* [Task requirements]
If a line in the records below contains the word "values", copy it.

################

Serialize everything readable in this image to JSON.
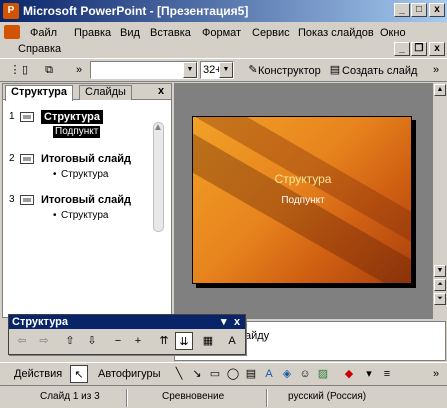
{
  "window": {
    "app_title": "Microsoft PowerPoint - [Презентация5]",
    "controls": {
      "minimize": "_",
      "maximize": "□",
      "close": "x"
    }
  },
  "menu": {
    "items": [
      "Файл",
      "Правка",
      "Вид",
      "Вставка",
      "Формат",
      "Сервис",
      "Показ слайдов",
      "Окно"
    ],
    "help": "Справка",
    "doc_controls": {
      "minimize": "_",
      "restore": "❐",
      "close": "x"
    }
  },
  "toolbar": {
    "font_name": "",
    "font_size": "32+",
    "designer_label": "Конструктор",
    "new_slide_label": "Создать слайд"
  },
  "left_pane": {
    "tabs": [
      "Структура",
      "Слайды"
    ],
    "close": "x",
    "outline": [
      {
        "num": "1",
        "title": "Структура",
        "bullet": "Подпункт",
        "selected": true
      },
      {
        "num": "2",
        "title": "Итоговый слайд",
        "bullet": "Структура",
        "selected": false
      },
      {
        "num": "3",
        "title": "Итоговый слайд",
        "bullet": "Структура",
        "selected": false
      }
    ]
  },
  "slide": {
    "title": "Структура",
    "subtitle": "Подпункт",
    "colors": {
      "light": "#f2a127",
      "dark": "#a9400e",
      "title": "#f8e89a"
    }
  },
  "notes": {
    "partial_text": "айду"
  },
  "outline_toolbar": {
    "title": "Структура",
    "close": "x",
    "menu_arrow": "▾"
  },
  "drawing_toolbar": {
    "actions_label": "Действия",
    "autoshapes_label": "Автофигуры"
  },
  "status": {
    "slide": "Слайд 1 из 3",
    "design": "Сревновение",
    "language": "русский (Россия)"
  }
}
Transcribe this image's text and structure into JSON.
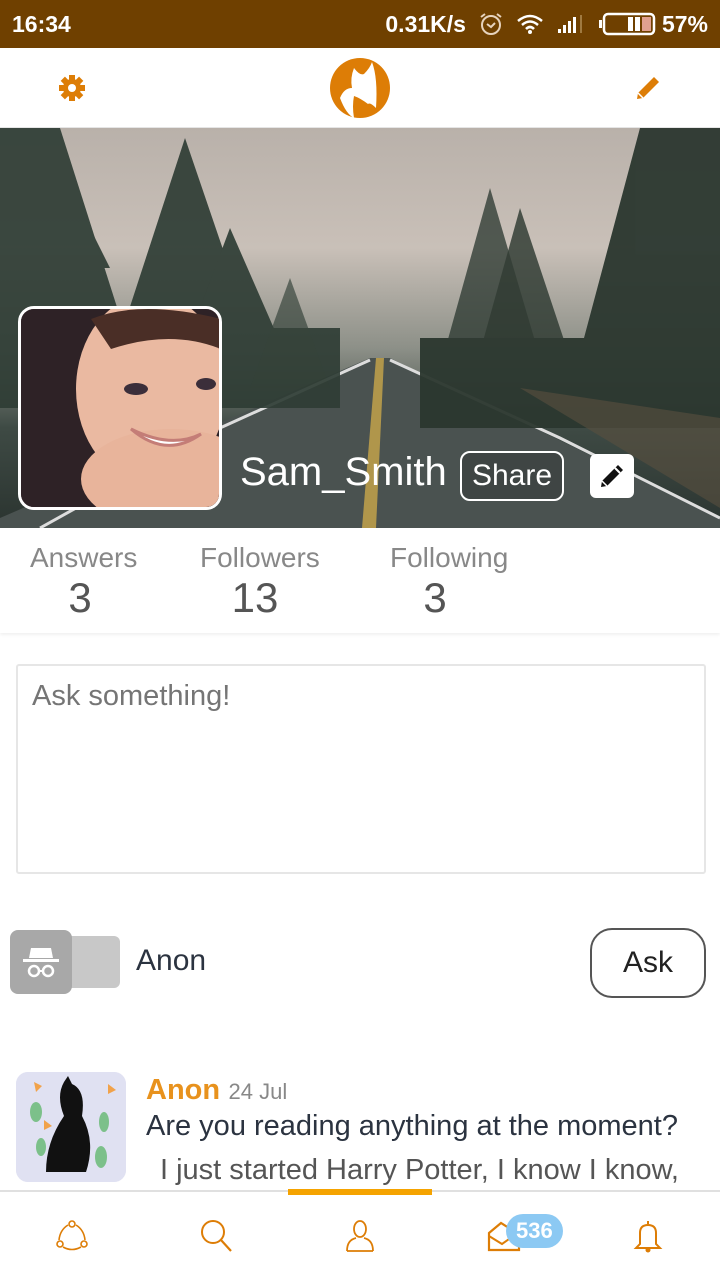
{
  "status_bar": {
    "time": "16:34",
    "network_speed": "0.31K/s",
    "battery_percent": "57%",
    "icons": [
      "alarm-icon",
      "wifi-icon",
      "signal-icon",
      "battery-icon"
    ]
  },
  "header": {
    "left_icon": "gear-icon",
    "logo": "fox-logo",
    "right_icon": "pencil-icon",
    "accent_color": "#dd7d06"
  },
  "profile": {
    "username": "Sam_Smith",
    "share_label": "Share",
    "edit_icon": "pencil-icon"
  },
  "stats": [
    {
      "label": "Answers",
      "value": "3"
    },
    {
      "label": "Followers",
      "value": "13"
    },
    {
      "label": "Following",
      "value": "3"
    }
  ],
  "ask": {
    "placeholder": "Ask something!",
    "value": "",
    "anon_label": "Anon",
    "anon_enabled": false,
    "ask_button": "Ask"
  },
  "feed": [
    {
      "author": "Anon",
      "date": "24 Jul",
      "question": "Are you reading anything at the moment?",
      "answer": "I just started Harry Potter, I know I know,"
    }
  ],
  "bottom_nav": {
    "items": [
      {
        "name": "feed",
        "icon": "share-network-icon"
      },
      {
        "name": "search",
        "icon": "search-icon"
      },
      {
        "name": "profile",
        "icon": "user-icon",
        "active": true
      },
      {
        "name": "inbox",
        "icon": "inbox-icon",
        "badge": "536"
      },
      {
        "name": "notifications",
        "icon": "bell-icon"
      }
    ],
    "active_color": "#f5a300",
    "badge_color": "#8cc9f3"
  }
}
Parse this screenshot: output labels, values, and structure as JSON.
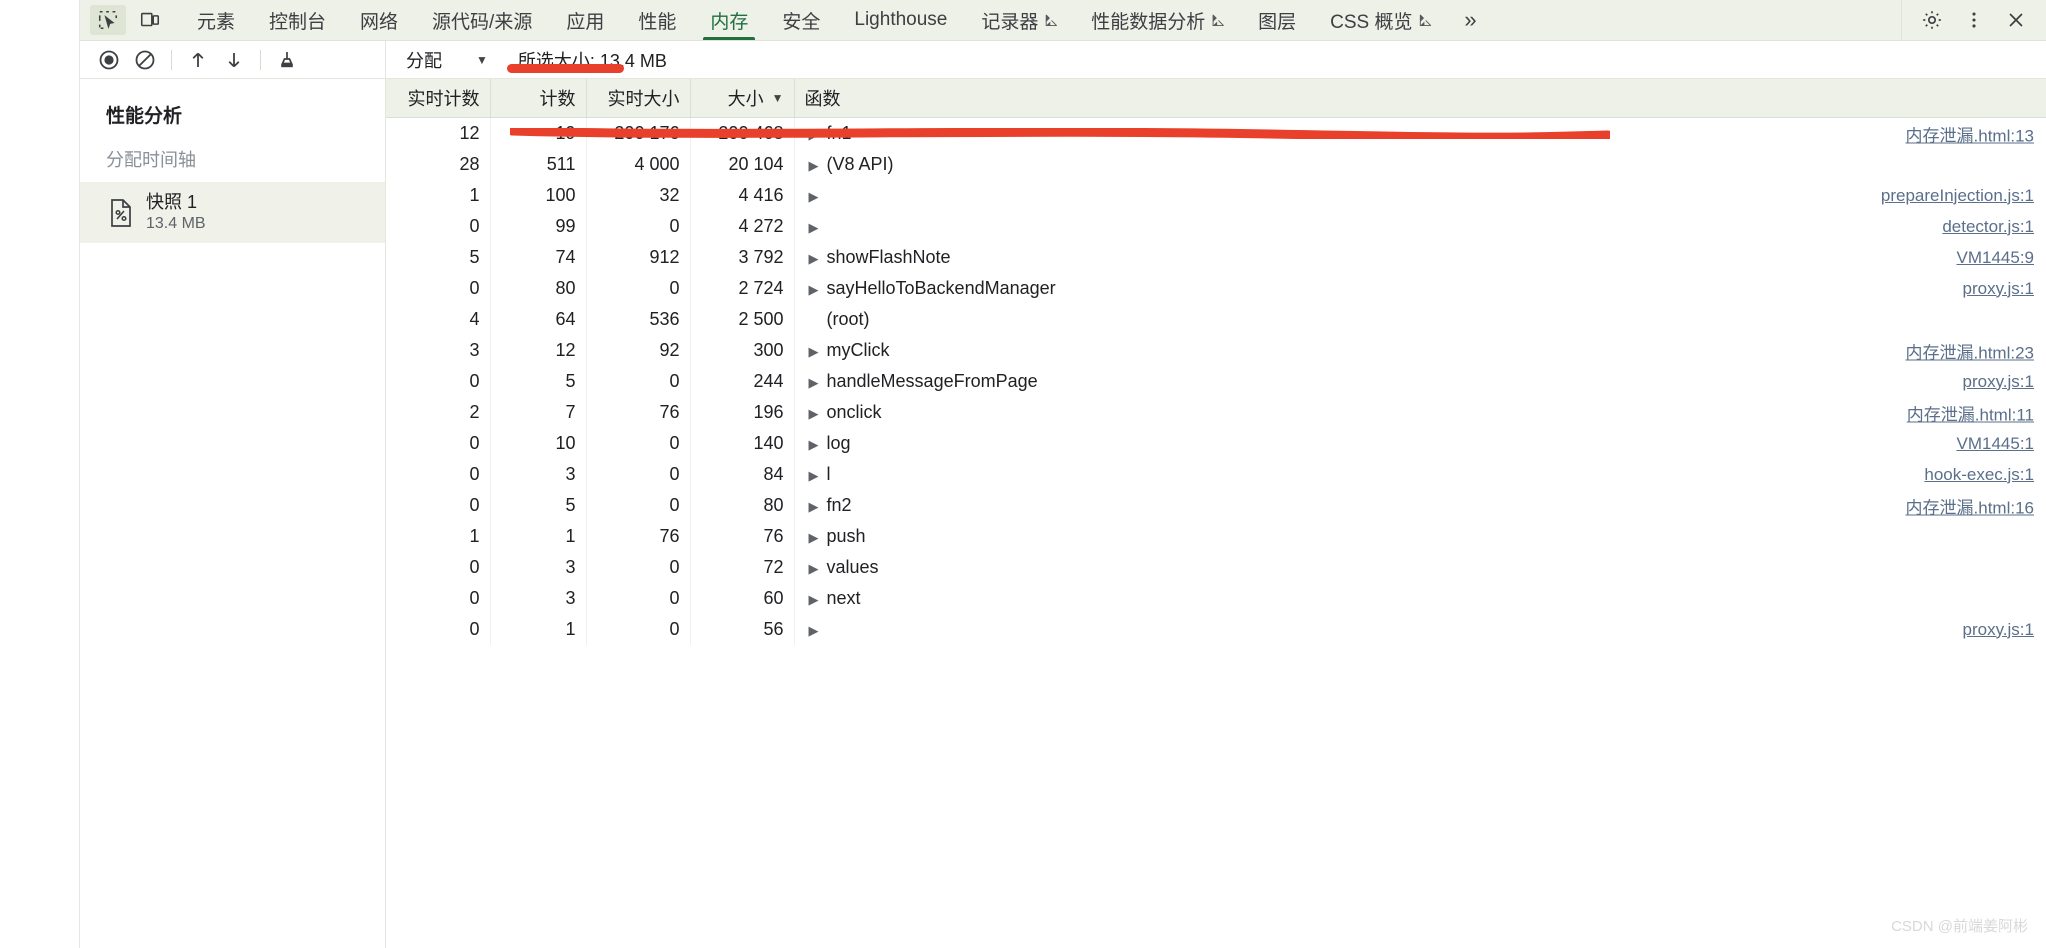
{
  "tabbar": {
    "inspect_icon": "inspect-element-icon",
    "device_icon": "device-toolbar-icon",
    "tabs": [
      {
        "label": "元素",
        "flask": false,
        "active": false
      },
      {
        "label": "控制台",
        "flask": false,
        "active": false
      },
      {
        "label": "网络",
        "flask": false,
        "active": false
      },
      {
        "label": "源代码/来源",
        "flask": false,
        "active": false
      },
      {
        "label": "应用",
        "flask": false,
        "active": false
      },
      {
        "label": "性能",
        "flask": false,
        "active": false
      },
      {
        "label": "内存",
        "flask": false,
        "active": true
      },
      {
        "label": "安全",
        "flask": false,
        "active": false
      },
      {
        "label": "Lighthouse",
        "flask": false,
        "active": false
      },
      {
        "label": "记录器",
        "flask": true,
        "active": false
      },
      {
        "label": "性能数据分析",
        "flask": true,
        "active": false
      },
      {
        "label": "图层",
        "flask": false,
        "active": false
      },
      {
        "label": "CSS 概览",
        "flask": true,
        "active": false
      }
    ],
    "more_label": "»",
    "settings_icon": "gear-icon",
    "kebab_icon": "more-vertical-icon",
    "close_icon": "close-icon"
  },
  "toolbar": {
    "record_icon": "record-circle-icon",
    "clear_icon": "clear-prohibited-icon",
    "load_icon": "upload-arrow-icon",
    "save_icon": "download-arrow-icon",
    "gc_icon": "collect-garbage-icon",
    "view_select_value": "分配",
    "view_select_caret": "▼",
    "selected_size_label": "所选大小: 13.4 MB"
  },
  "sidebar": {
    "title": "性能分析",
    "section": "分配时间轴",
    "snapshot": {
      "icon": "snapshot-document-icon",
      "name": "快照 1",
      "size": "13.4 MB"
    }
  },
  "table": {
    "columns": [
      {
        "label": "实时计数",
        "align": "num",
        "sorted": false
      },
      {
        "label": "计数",
        "align": "num",
        "sorted": false
      },
      {
        "label": "实时大小",
        "align": "num",
        "sorted": false
      },
      {
        "label": "大小",
        "align": "num",
        "sorted": true,
        "sort_caret": "▼"
      },
      {
        "label": "函数",
        "align": "text",
        "sorted": false
      }
    ],
    "rows": [
      {
        "live_count": "12",
        "count": "19",
        "live_size": "200 176",
        "size": "200 468",
        "twisty": "▶",
        "fn": "fn1",
        "link": "内存泄漏.html:13"
      },
      {
        "live_count": "28",
        "count": "511",
        "live_size": "4 000",
        "size": "20 104",
        "twisty": "▶",
        "fn": "(V8 API)",
        "link": ""
      },
      {
        "live_count": "1",
        "count": "100",
        "live_size": "32",
        "size": "4 416",
        "twisty": "▶",
        "fn": "",
        "link": "prepareInjection.js:1"
      },
      {
        "live_count": "0",
        "count": "99",
        "live_size": "0",
        "size": "4 272",
        "twisty": "▶",
        "fn": "",
        "link": "detector.js:1"
      },
      {
        "live_count": "5",
        "count": "74",
        "live_size": "912",
        "size": "3 792",
        "twisty": "▶",
        "fn": "showFlashNote",
        "link": "VM1445:9"
      },
      {
        "live_count": "0",
        "count": "80",
        "live_size": "0",
        "size": "2 724",
        "twisty": "▶",
        "fn": "sayHelloToBackendManager",
        "link": "proxy.js:1"
      },
      {
        "live_count": "4",
        "count": "64",
        "live_size": "536",
        "size": "2 500",
        "twisty": "",
        "fn": "(root)",
        "link": ""
      },
      {
        "live_count": "3",
        "count": "12",
        "live_size": "92",
        "size": "300",
        "twisty": "▶",
        "fn": "myClick",
        "link": "内存泄漏.html:23"
      },
      {
        "live_count": "0",
        "count": "5",
        "live_size": "0",
        "size": "244",
        "twisty": "▶",
        "fn": "handleMessageFromPage",
        "link": "proxy.js:1"
      },
      {
        "live_count": "2",
        "count": "7",
        "live_size": "76",
        "size": "196",
        "twisty": "▶",
        "fn": "onclick",
        "link": "内存泄漏.html:11"
      },
      {
        "live_count": "0",
        "count": "10",
        "live_size": "0",
        "size": "140",
        "twisty": "▶",
        "fn": "log",
        "link": "VM1445:1"
      },
      {
        "live_count": "0",
        "count": "3",
        "live_size": "0",
        "size": "84",
        "twisty": "▶",
        "fn": "l",
        "link": "hook-exec.js:1"
      },
      {
        "live_count": "0",
        "count": "5",
        "live_size": "0",
        "size": "80",
        "twisty": "▶",
        "fn": "fn2",
        "link": "内存泄漏.html:16"
      },
      {
        "live_count": "1",
        "count": "1",
        "live_size": "76",
        "size": "76",
        "twisty": "▶",
        "fn": "push",
        "link": ""
      },
      {
        "live_count": "0",
        "count": "3",
        "live_size": "0",
        "size": "72",
        "twisty": "▶",
        "fn": "values",
        "link": ""
      },
      {
        "live_count": "0",
        "count": "3",
        "live_size": "0",
        "size": "60",
        "twisty": "▶",
        "fn": "next",
        "link": ""
      },
      {
        "live_count": "0",
        "count": "1",
        "live_size": "0",
        "size": "56",
        "twisty": "▶",
        "fn": "",
        "link": "proxy.js:1"
      }
    ]
  },
  "annotations": {
    "marker_color": "#e8402a",
    "underline_target": "分配",
    "strike_target": "fn1 row"
  },
  "watermark": "CSDN @前端姜阿彬"
}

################

* [Final answer]
Parse this screenshot: output labels, values, and structure as JSON.
        "fn": "values",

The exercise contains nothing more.